Baby Princess with items brought to her in the hospital by AAI families
In late 2010 I received an out-of-the-blue email from Martha Osborne (from Rainbow Kids). It's very common for adoption agencies and advocacy groups to be contacted by people in foreign countries who claim sad circumstances for "orphans" who need help. Most often these emails are scams. It's easy to become calloused and assume they are all fake situations. However, Martha received an email that she said she had a feeling about. She didn't erase it immediately. She thought there was a possibility it was genuine. Could AAI check it out?
I responded to Dr. Y, who is a resident at a hospital in Ghana. Very quickly it was obvious that this was a real situation. Dr. Y had come to know Baby Princess. This baby had been abandoned at her hospital. The hospital had been giving her care, but nothing extra. Dr. Y arranged for her to receive the life-saving shunt surgery Baby Princess needed. She went even beyond that, reaching out to those in America that might be able to help find Baby Princess a family. Babies with this condition in Ghana simply do not have a very good chance at long life.
Baby Princess with Dr. Y post surgery
Our team in Ghana began to work with Social Welfare, the hospital, and Dr. Y to be able to legally "free" Princess from the hospital. However, finding care for a baby with her special needs is not an easy task in Ghana. Princess needed a home with caregivers who understood her special need. She needed a home with clean surroundings and better-than-average resources for her care. AAI could provide financially for Princess, but we could not give her the hugs, and tummy time, and developmental challenges she would need to thrive.
I began putting out the word that we were in search of a foster family for a very special little Princess. For weeks I searched. People came together and told me of one person, who knew of another person, who might be able to care for Princess. During that time I made some great connections with people who are able to care for children in Ghana with more severe special needs, but nobody was able to take Princess at that time. We expected Princess to be released from the hospital "any day." Where would she go? I can tell you that during this time it was hard to find sleep at night!
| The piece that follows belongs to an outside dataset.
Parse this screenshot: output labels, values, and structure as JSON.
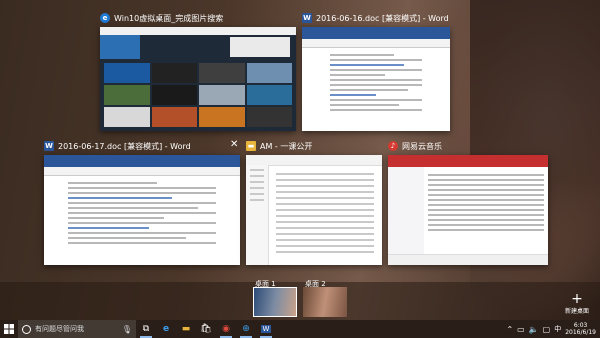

I went to a social networking site, looking for any connection to anybody in Ghana who might be able to give this deserving and precious baby a home. On a whim I contacted City of Refuge Ministries--an organization that is focused on rescuing children who have become enslaved in the fishing industry in Ghana. I had heard good things about the home, but didn't "know" them at all. I sent the email with very low expectations. However, after a few days I received the email I had been hoping for! City of Refuge had conducted a board meeting and decided they would be happy to welcome Baby Princess into their home!
What transpired then none of us could have predicted. All of a sudden the "rush" to find a home for this child was put on hold as red tape kept her from leaving the hospital. Many weeks passed by. City of Refuge, Dr. Y, and our team in Ghana continued to advocate for Baby Princess. Finally, on Friday February 4th, Baby Princess was allowed to leave the hospital and join her new foster family. Our Princess has found her "castle!"
In the next several months we expect Baby Princess to become available for adoption. All of us invested in her life so far are waiting in anticipation to see how the rest of her story turns out. We know that this is a special child, with a special purpose.